Instead of saying anything, she just looked up at him with serenity in her eyes. She did not pull away from him, but rather drew herself closer to him. He bent down so that their lips touched and then gave her a soft, passionate kiss.

When she did not pull away, he could only give her another, and then another. Soon he was losing track of all their kisses and her fingers had moved from his chest up to his hair. They only stopped when the clock chimed the hour. The bells seemed to bring her back to her senses, as she was the first one to pull away. His arms tightened around her waist. He did not want to let her go or for this blissful moment to end. He placed his forehead onto her's so that their noses touched.

"Elizabeth..." his voice came out in a whisper and he did nothing to hide its passion.

"Elizabeth...I must be allowed to tell you...I lo--"

A loud bang on the door followed by Bingley's voice made Darcy aware of himself and he sat up. "Mr. Darcy, Miss Bennet, the locksmith has finally been fetched. We should have you out of there in no time!"

When neither Darcy or Elizabeth responded, a concerned voice of Miss Bingley entered the room. "Are you two still alive in there?"

Elizabeth was the first to find her voice. "Yes, we are alive. Thank you so much for being able to get one so quickly and early." She sat up and moved herself away from him.

After a short time she said to him, "Perhaps, Mr. Darcy, we should move the couch back to its place." She did not look at him.

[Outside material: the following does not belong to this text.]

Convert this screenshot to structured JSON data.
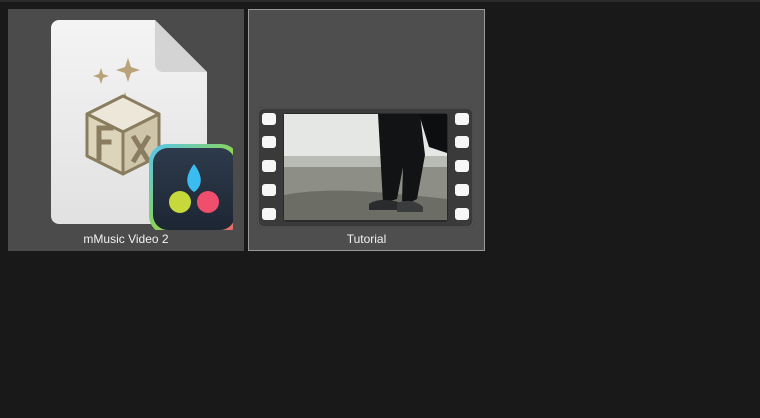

"Yes, we should." After they had moved the couch bake to its original home, Darcy was too much engrossed in his own thoughts to notice anything else about him. He had never been so annoyed yet at the same time thankful for Bingley. If he had not knocked on the door when he did, then I would have...I would have confessed my love for her! A shiver ran down his spine at the thought of confessing his feelings towards Elizabeth. If he had, he would have had to explain that he could not possibly marry her because she was too far beneath his station. Bingley's interruption had saved him from creating a mess. However, he still wanted to hold Elizabeth in his arms one last time and give her another passionate kiss.

Elizabeth had noticed his shiver, took off his coat. "Here, Mr. Darcy. Thank you for lending your coat to me, but I am no long cold."

"I'm glad that it was able to keep you so warm, Miss Bennet." His voice was more cold that he wanted it to sound.

They both stood and watched as the library door opened letting in a wizened, old locksmith, an anxious looking Mr. Bingley, and a very alarmed Miss Bingley. After hearing Bingley's rounds of apologies, Elizabeth excused herself to go check on her sister.

Mr. Darcy stayed and listened to Miss Bingley's remarks on how unfortunate it was that he should have to spend so long in the same room with Eliza Bennet. He did not give her the satisfaction of agreeing with her, and with the excuse of not sleeping at all that night, left for his chambers.

When he was within the safety of his own rooms, he rang for his valet, sat down and poured himself some gin. Downing the shot, he knew that even if he removed himself from Hertfordshire, he would not be able to forget Elizabeth Bennet.